[Collected data]
■ ■ ■ ■ ■
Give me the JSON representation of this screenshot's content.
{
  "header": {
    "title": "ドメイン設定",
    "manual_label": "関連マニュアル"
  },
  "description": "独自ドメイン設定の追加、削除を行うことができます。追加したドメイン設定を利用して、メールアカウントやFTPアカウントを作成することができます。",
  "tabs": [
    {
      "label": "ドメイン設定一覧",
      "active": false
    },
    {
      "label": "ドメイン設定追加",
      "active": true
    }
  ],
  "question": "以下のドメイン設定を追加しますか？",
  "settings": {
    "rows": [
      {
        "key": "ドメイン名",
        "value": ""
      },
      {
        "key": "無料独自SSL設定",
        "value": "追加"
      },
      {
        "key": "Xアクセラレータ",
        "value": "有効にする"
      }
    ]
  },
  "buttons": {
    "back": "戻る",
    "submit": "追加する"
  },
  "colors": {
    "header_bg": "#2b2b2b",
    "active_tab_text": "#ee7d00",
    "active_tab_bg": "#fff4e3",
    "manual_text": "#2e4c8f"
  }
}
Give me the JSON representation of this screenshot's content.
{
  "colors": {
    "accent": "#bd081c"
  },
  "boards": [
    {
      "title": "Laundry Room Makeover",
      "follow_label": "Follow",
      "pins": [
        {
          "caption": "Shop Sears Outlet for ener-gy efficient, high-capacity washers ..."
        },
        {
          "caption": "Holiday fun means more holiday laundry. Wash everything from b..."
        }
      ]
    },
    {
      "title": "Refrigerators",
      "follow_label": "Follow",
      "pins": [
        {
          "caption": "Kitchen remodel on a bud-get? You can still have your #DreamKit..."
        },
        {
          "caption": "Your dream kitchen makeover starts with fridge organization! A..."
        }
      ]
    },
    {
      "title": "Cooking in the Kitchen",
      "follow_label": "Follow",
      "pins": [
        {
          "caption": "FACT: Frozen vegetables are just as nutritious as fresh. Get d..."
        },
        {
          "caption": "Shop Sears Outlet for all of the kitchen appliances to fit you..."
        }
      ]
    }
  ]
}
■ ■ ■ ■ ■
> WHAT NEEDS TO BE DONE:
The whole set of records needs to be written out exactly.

> ANSWER BOX:
Give me the JSON representation of this screenshot's content.
{
  "header": {
    "title": "ドメイン設定",
    "manual_label": "関連マニュアル"
  },
  "description": "独自ドメイン設定の追加、削除を行うことができます。追加したドメイン設定を利用して、メールアカウントやFTPアカウントを作成することができます。",
  "tabs": [
    {
      "label": "ドメイン設定一覧",
      "active": false
    },
    {
      "label": "ドメイン設定追加",
      "active": true
    }
  ],
  "question": "以下のドメイン設定を追加しますか？",
  "settings": {
    "rows": [
      {
        "key": "ドメイン名",
        "value": ""
      },
      {
        "key": "無料独自SSL設定",
        "value": "追加"
      },
      {
        "key": "Xアクセラレータ",
        "value": "有効にする"
      }
    ]
  },
  "buttons": {
    "back": "戻る",
    "submit": "追加する"
  },
  "colors": {
    "header_bg": "#2b2b2b",
    "active_tab_text": "#ee7d00",
    "active_tab_bg": "#fff4e3",
    "manual_text": "#2e4c8f"
  }
}
Give me the JSON representation of this screenshot's content.
{
  "colors": {
    "accent": "#bd081c"
  },
  "boards": [
    {
      "title": "Laundry Room Makeover",
      "follow_label": "Follow",
      "pins": [
        {
          "caption": "Shop Sears Outlet for ener-gy efficient, high-capacity washers ..."
        },
        {
          "caption": "Holiday fun means more holiday laundry. Wash everything from b..."
        }
      ]
    },
    {
      "title": "Refrigerators",
      "follow_label": "Follow",
      "pins": [
        {
          "caption": "Kitchen remodel on a bud-get? You can still have your #DreamKit..."
        },
        {
          "caption": "Your dream kitchen makeover starts with fridge organization! A..."
        }
      ]
    },
    {
      "title": "Cooking in the Kitchen",
      "follow_label": "Follow",
      "pins": [
        {
          "caption": "FACT: Frozen vegetables are just as nutritious as fresh. Get d..."
        },
        {
          "caption": "Shop Sears Outlet for all of the kitchen appliances to fit you..."
        }
      ]
    }
  ]
}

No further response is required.